PROBLEM REQUIREMENTS - Scan the entries for lines with "link" and say how many there are, with nothing more.

[RECORDS FOR THIS EXERCISE]

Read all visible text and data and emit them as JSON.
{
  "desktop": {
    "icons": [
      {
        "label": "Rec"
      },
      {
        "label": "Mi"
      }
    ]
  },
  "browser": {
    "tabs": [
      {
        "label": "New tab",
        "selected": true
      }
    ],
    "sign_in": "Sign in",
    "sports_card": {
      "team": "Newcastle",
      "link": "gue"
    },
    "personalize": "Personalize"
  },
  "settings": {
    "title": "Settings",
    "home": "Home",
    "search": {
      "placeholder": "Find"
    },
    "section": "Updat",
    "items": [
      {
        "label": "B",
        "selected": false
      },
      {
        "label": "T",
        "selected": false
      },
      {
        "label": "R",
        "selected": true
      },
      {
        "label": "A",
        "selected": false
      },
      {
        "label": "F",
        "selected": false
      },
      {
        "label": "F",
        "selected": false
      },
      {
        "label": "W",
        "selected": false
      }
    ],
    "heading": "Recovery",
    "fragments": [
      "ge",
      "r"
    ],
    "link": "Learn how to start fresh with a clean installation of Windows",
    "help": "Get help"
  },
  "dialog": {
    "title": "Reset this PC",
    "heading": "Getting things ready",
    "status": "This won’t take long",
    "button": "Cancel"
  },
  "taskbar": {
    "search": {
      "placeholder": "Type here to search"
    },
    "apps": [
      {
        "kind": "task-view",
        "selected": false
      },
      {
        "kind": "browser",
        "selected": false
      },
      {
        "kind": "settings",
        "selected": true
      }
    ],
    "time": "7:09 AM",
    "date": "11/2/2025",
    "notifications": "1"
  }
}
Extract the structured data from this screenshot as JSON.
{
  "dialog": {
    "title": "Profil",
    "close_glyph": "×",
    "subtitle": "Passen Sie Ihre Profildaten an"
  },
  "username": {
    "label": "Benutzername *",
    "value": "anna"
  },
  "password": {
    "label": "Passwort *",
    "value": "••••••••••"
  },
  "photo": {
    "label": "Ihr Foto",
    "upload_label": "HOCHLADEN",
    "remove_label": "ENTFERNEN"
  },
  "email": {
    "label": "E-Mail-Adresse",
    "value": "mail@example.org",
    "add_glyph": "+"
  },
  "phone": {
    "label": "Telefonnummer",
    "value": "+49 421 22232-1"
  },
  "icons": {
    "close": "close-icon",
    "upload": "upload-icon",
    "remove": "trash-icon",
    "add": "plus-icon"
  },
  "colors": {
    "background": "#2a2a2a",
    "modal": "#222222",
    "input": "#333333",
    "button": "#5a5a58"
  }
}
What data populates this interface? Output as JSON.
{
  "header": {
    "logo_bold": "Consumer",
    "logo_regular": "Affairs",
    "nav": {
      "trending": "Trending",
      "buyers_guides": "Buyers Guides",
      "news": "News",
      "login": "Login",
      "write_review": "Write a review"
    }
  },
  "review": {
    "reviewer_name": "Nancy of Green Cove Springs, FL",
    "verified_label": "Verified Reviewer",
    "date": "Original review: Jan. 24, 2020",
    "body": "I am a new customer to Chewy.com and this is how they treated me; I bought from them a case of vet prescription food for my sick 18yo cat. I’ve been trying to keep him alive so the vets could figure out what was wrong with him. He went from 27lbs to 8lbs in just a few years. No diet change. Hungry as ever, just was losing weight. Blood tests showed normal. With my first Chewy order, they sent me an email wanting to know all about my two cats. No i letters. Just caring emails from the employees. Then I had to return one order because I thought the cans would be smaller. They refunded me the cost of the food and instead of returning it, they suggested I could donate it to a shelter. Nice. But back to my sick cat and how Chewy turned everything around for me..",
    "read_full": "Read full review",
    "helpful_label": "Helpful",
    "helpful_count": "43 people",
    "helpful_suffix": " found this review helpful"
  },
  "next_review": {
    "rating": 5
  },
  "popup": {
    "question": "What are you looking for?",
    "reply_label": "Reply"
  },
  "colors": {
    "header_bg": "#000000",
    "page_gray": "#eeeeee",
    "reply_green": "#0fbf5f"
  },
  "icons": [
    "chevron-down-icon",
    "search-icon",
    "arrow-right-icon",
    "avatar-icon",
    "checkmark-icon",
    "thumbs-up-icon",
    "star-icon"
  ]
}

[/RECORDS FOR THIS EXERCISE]

EXERCISE OUTPUT - 2